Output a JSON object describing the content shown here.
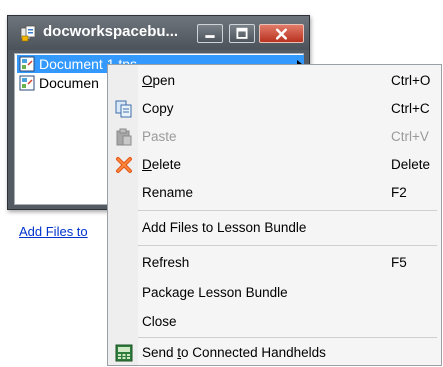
{
  "window": {
    "title": "docworkspacebu...",
    "icon": "app-icon",
    "controls": [
      "minimize-icon",
      "maximize-icon",
      "close-icon"
    ]
  },
  "files": [
    {
      "name": "Document 1.tns",
      "selected": true,
      "icon": "document-icon"
    },
    {
      "name": "Documen",
      "selected": false,
      "icon": "document-icon"
    }
  ],
  "link": {
    "label": "Add Files to"
  },
  "menu": {
    "items": [
      {
        "label": "Open",
        "shortcut": "Ctrl+O",
        "icon": "",
        "mnemonic": "O",
        "rest": "pen",
        "disabled": false
      },
      {
        "label": "Copy",
        "shortcut": "Ctrl+C",
        "icon": "copy-icon",
        "mnemonic": "",
        "rest": "Copy",
        "disabled": false
      },
      {
        "label": "Paste",
        "shortcut": "Ctrl+V",
        "icon": "paste-icon",
        "mnemonic": "",
        "rest": "Paste",
        "disabled": true
      },
      {
        "label": "Delete",
        "shortcut": "Delete",
        "icon": "delete-icon",
        "mnemonic": "D",
        "rest": "elete",
        "disabled": false
      },
      {
        "label": "Rename",
        "shortcut": "F2",
        "icon": "",
        "mnemonic": "",
        "rest": "Rename",
        "disabled": false
      },
      {
        "label": "Add Files to Lesson Bundle",
        "shortcut": "",
        "icon": "",
        "mnemonic": "",
        "rest": "Add Files to Lesson Bundle",
        "disabled": false
      },
      {
        "label": "Refresh",
        "shortcut": "F5",
        "icon": "",
        "mnemonic": "",
        "rest": "Refresh",
        "disabled": false
      },
      {
        "label": "Package Lesson Bundle",
        "shortcut": "",
        "icon": "",
        "mnemonic": "",
        "rest": "Package Lesson Bundle",
        "disabled": false
      },
      {
        "label": "Close",
        "shortcut": "",
        "icon": "",
        "mnemonic": "",
        "rest": "Close",
        "disabled": false
      },
      {
        "label": "Send to Connected Handhelds",
        "shortcut": "",
        "icon": "send-handheld-icon",
        "pre": "Send ",
        "mnemonic": "t",
        "rest": "o Connected Handhelds",
        "disabled": false
      }
    ]
  },
  "colors": {
    "selection": "#3399ff",
    "close_button": "#c8412d",
    "link": "#0033cc",
    "disabled_text": "#9a9a9a"
  }
}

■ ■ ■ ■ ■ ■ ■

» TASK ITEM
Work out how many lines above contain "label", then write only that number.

» ANSWER SECTION
11